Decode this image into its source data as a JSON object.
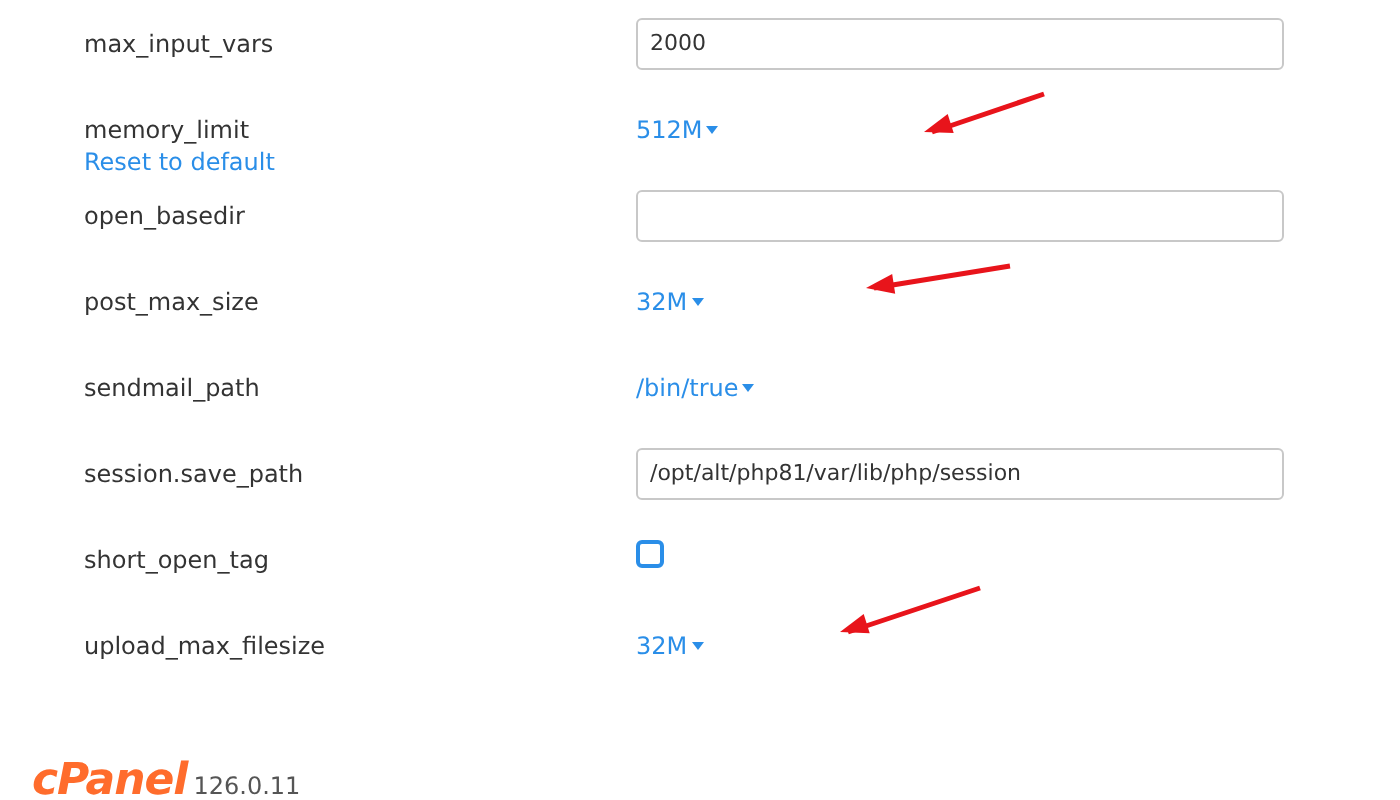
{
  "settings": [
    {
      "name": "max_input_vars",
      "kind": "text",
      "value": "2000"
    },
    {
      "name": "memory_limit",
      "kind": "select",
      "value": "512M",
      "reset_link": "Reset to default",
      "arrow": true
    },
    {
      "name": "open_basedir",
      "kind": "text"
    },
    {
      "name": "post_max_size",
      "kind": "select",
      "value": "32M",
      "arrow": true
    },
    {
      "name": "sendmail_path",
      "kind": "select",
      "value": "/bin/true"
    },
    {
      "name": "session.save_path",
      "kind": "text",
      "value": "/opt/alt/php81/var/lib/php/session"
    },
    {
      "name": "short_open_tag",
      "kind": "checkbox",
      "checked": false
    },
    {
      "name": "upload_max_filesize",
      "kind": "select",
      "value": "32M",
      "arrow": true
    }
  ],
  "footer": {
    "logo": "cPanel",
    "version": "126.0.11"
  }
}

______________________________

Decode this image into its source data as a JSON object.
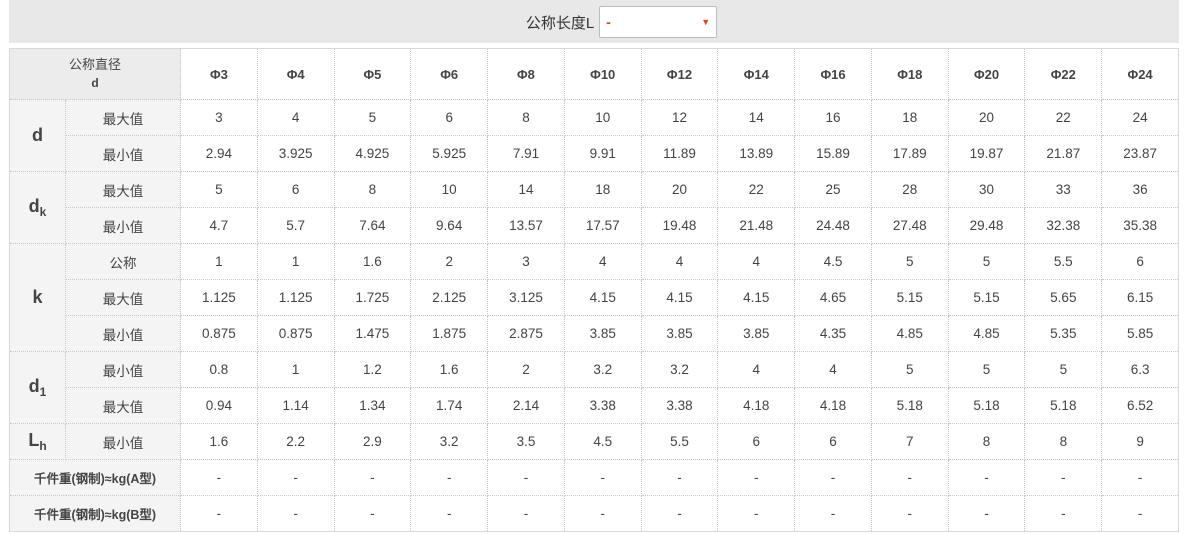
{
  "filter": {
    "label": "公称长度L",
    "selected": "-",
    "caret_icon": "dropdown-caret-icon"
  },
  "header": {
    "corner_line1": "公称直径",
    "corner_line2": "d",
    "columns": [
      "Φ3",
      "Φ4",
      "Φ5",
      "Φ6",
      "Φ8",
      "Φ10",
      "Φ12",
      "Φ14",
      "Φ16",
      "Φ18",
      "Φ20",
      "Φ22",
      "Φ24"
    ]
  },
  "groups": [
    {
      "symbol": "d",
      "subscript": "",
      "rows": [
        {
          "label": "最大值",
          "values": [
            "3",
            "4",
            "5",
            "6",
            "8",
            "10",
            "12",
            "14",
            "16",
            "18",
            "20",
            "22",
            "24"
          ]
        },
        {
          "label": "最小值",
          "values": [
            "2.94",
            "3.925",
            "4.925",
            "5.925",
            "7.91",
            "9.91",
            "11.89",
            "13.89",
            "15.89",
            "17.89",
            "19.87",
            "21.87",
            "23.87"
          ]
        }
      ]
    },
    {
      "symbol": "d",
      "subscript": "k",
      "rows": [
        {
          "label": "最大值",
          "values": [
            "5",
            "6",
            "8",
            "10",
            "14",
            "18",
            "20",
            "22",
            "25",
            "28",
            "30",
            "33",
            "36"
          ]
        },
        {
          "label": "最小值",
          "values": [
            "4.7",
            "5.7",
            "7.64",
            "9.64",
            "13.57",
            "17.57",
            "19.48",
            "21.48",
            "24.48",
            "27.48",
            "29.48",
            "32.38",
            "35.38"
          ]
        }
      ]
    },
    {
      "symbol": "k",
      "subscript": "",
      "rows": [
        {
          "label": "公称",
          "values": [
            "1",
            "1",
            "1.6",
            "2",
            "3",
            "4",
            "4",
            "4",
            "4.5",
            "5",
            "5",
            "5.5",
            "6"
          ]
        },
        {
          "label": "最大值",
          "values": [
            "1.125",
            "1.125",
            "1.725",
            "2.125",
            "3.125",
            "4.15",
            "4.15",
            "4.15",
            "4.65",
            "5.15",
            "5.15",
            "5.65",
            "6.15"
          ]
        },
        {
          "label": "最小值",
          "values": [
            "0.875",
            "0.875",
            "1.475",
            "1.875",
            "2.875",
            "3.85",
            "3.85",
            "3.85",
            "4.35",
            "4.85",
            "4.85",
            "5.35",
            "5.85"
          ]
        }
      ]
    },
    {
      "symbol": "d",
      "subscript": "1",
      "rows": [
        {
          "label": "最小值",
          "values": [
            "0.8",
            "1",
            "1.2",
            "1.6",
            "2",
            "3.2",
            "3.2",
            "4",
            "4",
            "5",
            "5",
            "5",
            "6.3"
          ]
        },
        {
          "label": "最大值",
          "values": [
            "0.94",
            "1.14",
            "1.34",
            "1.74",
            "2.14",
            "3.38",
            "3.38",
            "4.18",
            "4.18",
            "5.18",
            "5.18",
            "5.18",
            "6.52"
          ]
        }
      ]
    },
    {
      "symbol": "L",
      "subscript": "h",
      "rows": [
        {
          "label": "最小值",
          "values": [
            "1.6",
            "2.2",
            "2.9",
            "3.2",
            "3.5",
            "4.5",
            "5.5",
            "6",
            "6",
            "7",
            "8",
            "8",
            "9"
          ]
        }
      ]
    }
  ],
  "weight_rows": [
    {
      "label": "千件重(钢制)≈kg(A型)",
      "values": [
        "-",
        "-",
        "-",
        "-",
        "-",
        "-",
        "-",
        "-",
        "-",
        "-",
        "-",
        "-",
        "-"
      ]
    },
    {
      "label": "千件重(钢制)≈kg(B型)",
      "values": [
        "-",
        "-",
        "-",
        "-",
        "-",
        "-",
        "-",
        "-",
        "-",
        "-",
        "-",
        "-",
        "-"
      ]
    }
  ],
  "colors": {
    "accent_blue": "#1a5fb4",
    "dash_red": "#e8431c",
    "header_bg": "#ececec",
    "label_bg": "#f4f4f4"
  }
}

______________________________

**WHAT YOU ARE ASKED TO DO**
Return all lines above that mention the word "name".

**EXPECTED ANSWER**
      "name": "max_input_vars",
      "name": "memory_limit",
      "name": "open_basedir",
      "name": "post_max_size",
      "name": "sendmail_path",
      "name": "session.save_path",
      "name": "short_open_tag",
      "name": "upload_max_filesize",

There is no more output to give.